11. Politicizing Religion – Religious commentator Karen Armstrong has researched our country’s religious history, in particular its less healthy, historical images of God. These have given rise to the traditional notion that because of our “successes” (often military), our “City Upon a Hill” is especially blessed and singularly favored as God’s new “chosen people.” This has given free reign for atrocities like during early American expansion as well as more current ones.

12. Presidential sexual violence – There’s been much research on the decades-long sexual “relationship” between Thomas Jefferson and the enslaved Sally Hemings, especially on the question of consent. One sobering account of this relationship bluntly explains that the relations began “when Hemings was a teenager and Jefferson was in his 40s. It was not, in any sense of the word, consensual: Hemings was a child, and Jefferson literally owned her; she was not in any position to give or withhold consent. What Jefferson did to Hemings was rape.” From Roy Moore to “locker room talk,” this story of #MeToo is tragically not new.


But I’m Still Mad!

And you should be. We must critique and expose the harm that’s going on today and avoid the other extreme of trivializing our current problems as if everything’s all good, because it isn’t. But if our critique ignores the past and implies that before the election was some golden age, there’s a problem.

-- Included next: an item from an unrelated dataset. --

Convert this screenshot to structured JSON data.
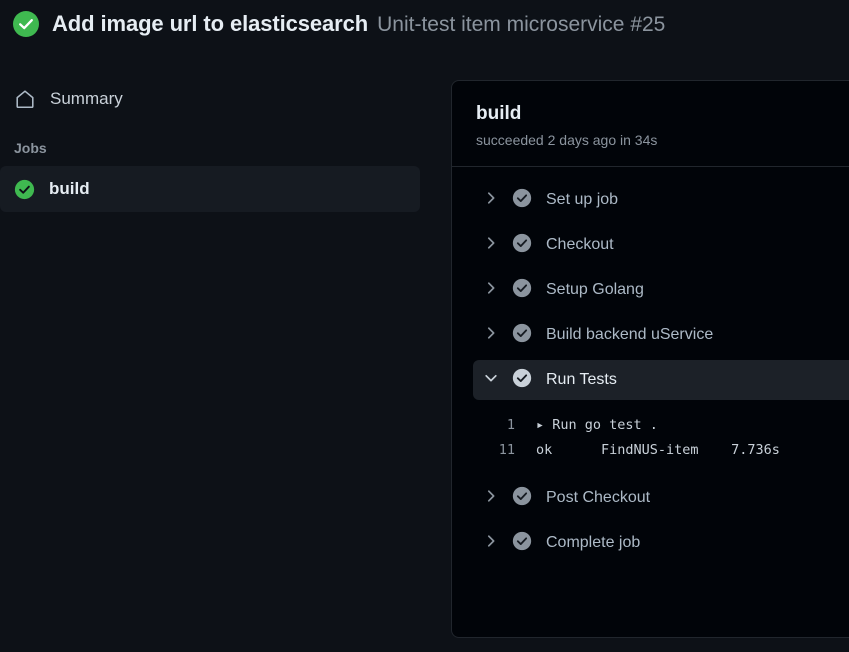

It would be easier if Trump was revealed to be psychologically imbalanced or an outlier in some other way, but he’s all too typical. He didn’t worsen the above (non-exhaustive) list of issues alone; we – as a country that doesn’t like deep acknowledgement of our painful histories – had a part too. We continue to contribute to all this if we name him the lone scapegoat of all the problems because when we do this, it only takes us off the hook from working on the structural issues that have existed for a long time. When that happens, these deeper issues then have all the room they need to flourish.


Images courtesy FlickrCC users hyperlinked from images.